Whenever possible, always go to the Securities and Exchange Commission 10-K form.

For some reason, the goyisha holiday known as Christmas has evoked my employment with the SEC. In the Christmas of 1979, at the recommendation of the heroine of the NYT Eileen Shanahan, my paperwork began writing speeches for the Democratic Chairman of the SEC. The following week before Christmas, I approached the new Republican chair of the SEC at Brooks Brothers and instead of writing for him in my apartment, he installed me in his suite at the old SEC building where frightened of giving a speech, he pulled the speech out of my typewriter before I could finish writing it.










This is what the parking lot at HealthSouth is like when I arrive before 9 this morning.


At 9, I will begin the routine Pittsburgh-trained Occupational Therapist Christine Vuchenich has established. The routine consists of:

  • Stretching exercises at her wooden table.
  • Weight lifting
  • Use of the Baltimore Technology shoulder stretching wheel
  • Push ups and other exercises.
Ask Chris about my progress reports. When I began, it took me 20 minutes to put on my pants. Now it takes five. This weekend, I published a poem about our conversations.









On Friday, progress stops. Then, I have to resort to in-home exercises. No sophisticated equipment.
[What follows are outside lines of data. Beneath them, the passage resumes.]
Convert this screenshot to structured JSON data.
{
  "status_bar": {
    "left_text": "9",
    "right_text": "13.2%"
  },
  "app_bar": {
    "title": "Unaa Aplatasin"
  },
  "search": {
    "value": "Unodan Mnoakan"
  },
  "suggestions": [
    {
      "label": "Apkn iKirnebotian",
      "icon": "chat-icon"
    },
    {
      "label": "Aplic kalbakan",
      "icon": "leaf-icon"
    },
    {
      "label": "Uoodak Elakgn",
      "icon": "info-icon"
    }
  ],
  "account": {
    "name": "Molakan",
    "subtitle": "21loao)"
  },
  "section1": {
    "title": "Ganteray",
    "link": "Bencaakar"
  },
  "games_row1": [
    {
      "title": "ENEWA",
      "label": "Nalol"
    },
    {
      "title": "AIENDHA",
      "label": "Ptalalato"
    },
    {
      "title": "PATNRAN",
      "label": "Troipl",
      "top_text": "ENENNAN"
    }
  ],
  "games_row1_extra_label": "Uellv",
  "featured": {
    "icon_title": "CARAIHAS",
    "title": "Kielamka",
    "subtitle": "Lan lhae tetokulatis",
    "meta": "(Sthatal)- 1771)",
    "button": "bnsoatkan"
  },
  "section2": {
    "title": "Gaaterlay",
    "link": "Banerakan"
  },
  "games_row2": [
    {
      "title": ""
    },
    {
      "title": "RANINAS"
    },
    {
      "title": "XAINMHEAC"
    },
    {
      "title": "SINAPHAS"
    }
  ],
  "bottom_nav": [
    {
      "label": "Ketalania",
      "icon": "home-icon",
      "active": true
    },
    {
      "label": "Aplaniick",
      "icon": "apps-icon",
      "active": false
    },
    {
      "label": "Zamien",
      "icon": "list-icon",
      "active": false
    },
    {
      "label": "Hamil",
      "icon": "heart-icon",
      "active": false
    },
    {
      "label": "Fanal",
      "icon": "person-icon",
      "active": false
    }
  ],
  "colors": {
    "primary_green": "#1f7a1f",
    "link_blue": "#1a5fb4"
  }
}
No informed instruction. Just hours a week of exercise exercise exercise.

Last week, I completed the 28 weeks of physical therapy with Shannon Duranko who received her doctorate from Slippery Rock University. For the first time (last week) I walked the length of the parallel bars and back.


Dr. Shannon Duranko prepares me for a physical therapy routine that helps me control pain. No more. The operative Biblical verse is the Third Commandment. Honor your father and mother. I am a father and a grandfather. HealthSouth’s other patients are mothers and grandmothers too. Medicare has institutionalized the breaking of the Third Commandment.










I do not have parallel bars at home.

What I have at home is persistence. Think of Medicare as city hall. I have already begun my plan to fight city hall. Medicare’s short-sighted cutback of physical and occupational therapy means that using movement to relieve pain likely will be replaced with using Oxycontin to relieve pain. Instead of continuing progress so I might use Lofstrand crutches and a walker for mobility–with the eye on the prize of being able to walk again–Medicare may once again spend unnecessarily for frequent trips to the emergency room or for hospitalization.

Penny wise pound foolish.

Time to get ready. When I return…





Billy Joel helps me recover from surgery

Screen shot of annotated Billy Joel We didn’t start the fire lyrics.

My lungs are clogged. After surgery at Mount Nittany Medical Center, the hospital commissioned a van to take me and my mobility device (a.k.a. scooter–an Amigo [accept no substitutes]) from State College to Pleasant Gap. There on my 69th birthday the HealthSouth Physical Rehabilitation nurse tried again to get me to breathe deeply–handing me the contraption from the night table. But [why is there a “but”?] but I felt too sick. Hence I am paying for it now.











Hint. Hint. Try singing this stanza. See what it does to your breathing.

Harry Truman, Doris Day, Red China, Johnnie Ray
South Pacific, Walter Winchell, Joe DiMaggio
Joe McCarthy, Richard Nixon, Studebaker, Television
North Korea, South Korea, Marilyn Monroe
Rosenbergs, H-Bomb, Sugar Ray, Panmunjom
Brando, The King And I, and The Catcher In The Rye
Eisenhower, Vaccine, England's got a new queen
Marciano, Liberace, Santayana goodbye


It is 2:41 A.M. I am awake after four hours of sleep because my lungs are clogged with phlegm and so I sing (cough, spit, breathe) to Billy Joel’s Vevo video–a stylized recreation of my youth (and Billy’s [I am two years older than he; we share joint memories of the Edsel and Diem Bien Phu). [See Footnote 1.]


See what singing this stanza does to your lungs.

All clear?


Joel (finally more sleep and more on the subject of sleep; don’t touch that dial)



  1. Wikipedia explains each of the proper noun stanzas.
  2. ]Two follows one.]